A couple of months ago, we hosted what will be the first of an annual hackathon at PaycheckCity. If you aren’t familiar, a hackathon is typically a gathering of computer engineers lasting several days with the goal of coming up with a new or innovative product or service concept. We changed the rules slightly by condensing our hackathon to three hours and including a variety of functional areas, not just technical folks. We hosted the hackathon to help get our creativity on as we fathom how to expand the impact of PaycheckCity. It’s hard to believe that PaycheckCity has been calculating paychecks for over 18 years, helping millions of American workers, payroll professionals, and small businesses understand payroll withholding. By my measure, our hackathon was a huge success and companies of all types can hold hackathons as a fun, collaborative, brainstorming exercise. With that, I wish to share my top three reasons why you should host a hackathon at your company:

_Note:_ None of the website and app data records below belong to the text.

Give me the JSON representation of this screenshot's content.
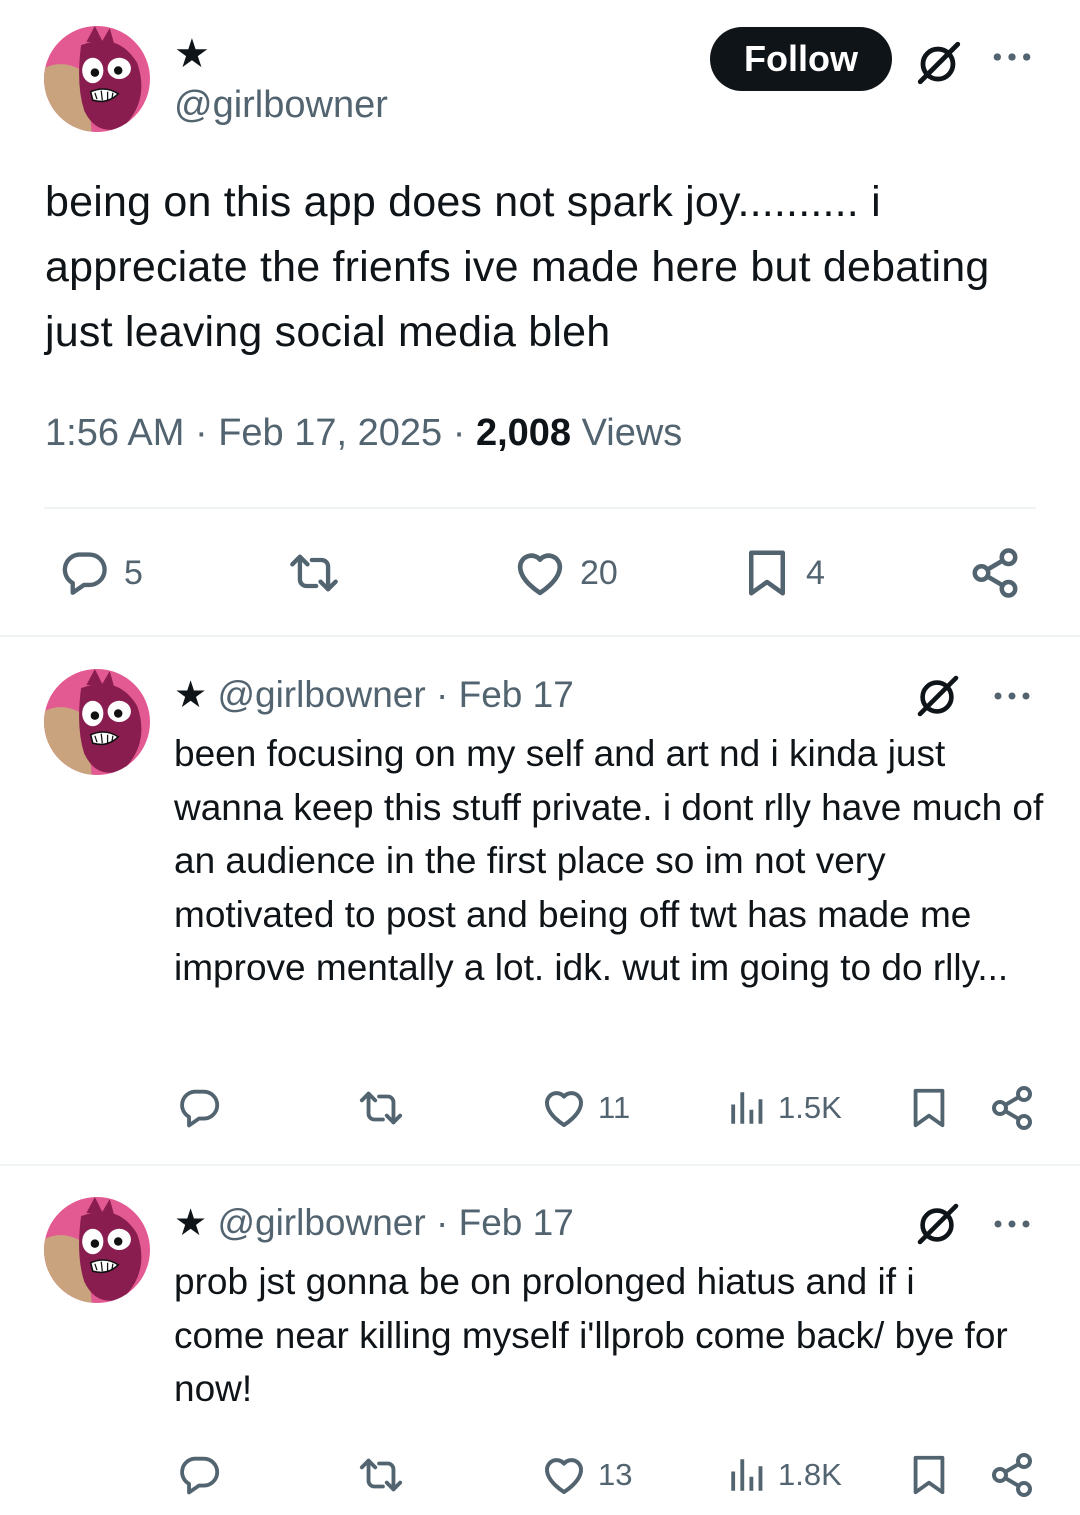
{
  "main_tweet": {
    "display_name": "★",
    "handle": "@girlbowner",
    "follow_label": "Follow",
    "text": "being on this app does not spark joy.......... i appreciate the frienfs ive made here but debating just leaving social media bleh",
    "time": "1:56 AM",
    "sep1": "·",
    "date": "Feb 17, 2025",
    "sep2": "·",
    "views_count": "2,008",
    "views_label": "Views",
    "replies": "5",
    "likes": "20",
    "bookmarks": "4"
  },
  "replies": [
    {
      "star": "★",
      "handle": "@girlbowner",
      "sep": "·",
      "date": "Feb 17",
      "text": "been focusing on my self and art nd i kinda just wanna keep this stuff private. i dont rlly have much of an audience in the first place so im not very motivated to post and being off twt has made me improve mentally a lot. idk. wut im going to do rlly...",
      "likes": "11",
      "views": "1.5K"
    },
    {
      "star": "★",
      "handle": "@girlbowner",
      "sep": "·",
      "date": "Feb 17",
      "text": "prob jst gonna be on prolonged hiatus and if i come near killing myself i'llprob come back/ bye for now!",
      "likes": "13",
      "views": "1.8K"
    }
  ],
  "colors": {
    "text": "#0f1419",
    "muted": "#536471",
    "divider": "#eff3f4",
    "avatar_ring": "#e0558e",
    "avatar_creature": "#8a1d4f"
  },
  "icons": [
    "grok-icon",
    "more-icon",
    "reply-icon",
    "retweet-icon",
    "like-icon",
    "bookmark-icon",
    "share-icon",
    "views-icon"
  ]
}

To generate new and creative ideas. The ideas generated by the PaycheckCity hackathon ranged from an app that tells you if your withholding is done correctly when you take a picture of your paystub, to a customizable calculator builder, to a focus on user experience and design. Marketing concepts spanned from Super Bowl ads to guerilla marketing tactics. Needless to say, at PaycheckCity, our Hackathon helped us to think beyond our 18 year history as a provider of online paycheck calculators and into the future of what other resources and tools we can provide that would be of use to our userbase. We walked away with an expanded sense of possibility for what the future may hold for PaycheckCity.
To get people out of their comfort zones. The software developer on the winning team confessed that he hadn’t made a presentation to a large group since college. Thanks to the hackathon, we got him out of his comfort zone and practicing a necessary influencing skill—the art of public speaking. Marketers were forced to think about our technical resources and engineers to think about value propositions and go to market strategies. As a result, we all were stretched to think about PaycheckCity from different points of view.
To get people working together who don’t normally interact. For the PaycheckCity Hackathon, we formed cross-functional teams—one sales person, one software developer, one upper-level manager, and one marketer per team. Not only did this help generate more diverse ideas and concepts than had we kept the teams homogenous, it also did a lot to build company culture. For some, the three hour hackathon exceeded the total time they had spent interacting with one another by three hours! That is to say, by mixing up the groupings, we helped employees begin to build connections to one another that they likely would never otherwise have started. Time will tell how these relationships develop and what fruit we will see from having a company culture that fosters this type of cross department collaboration and communication.
Despite the success of our hackathon, we still aren’t done deciding the future of PaycheckCity. Want to provide input? Please sign up for a brief interview to share your thoughts.
Sign up today: http://www.symmetry.com/paycheckcity-users/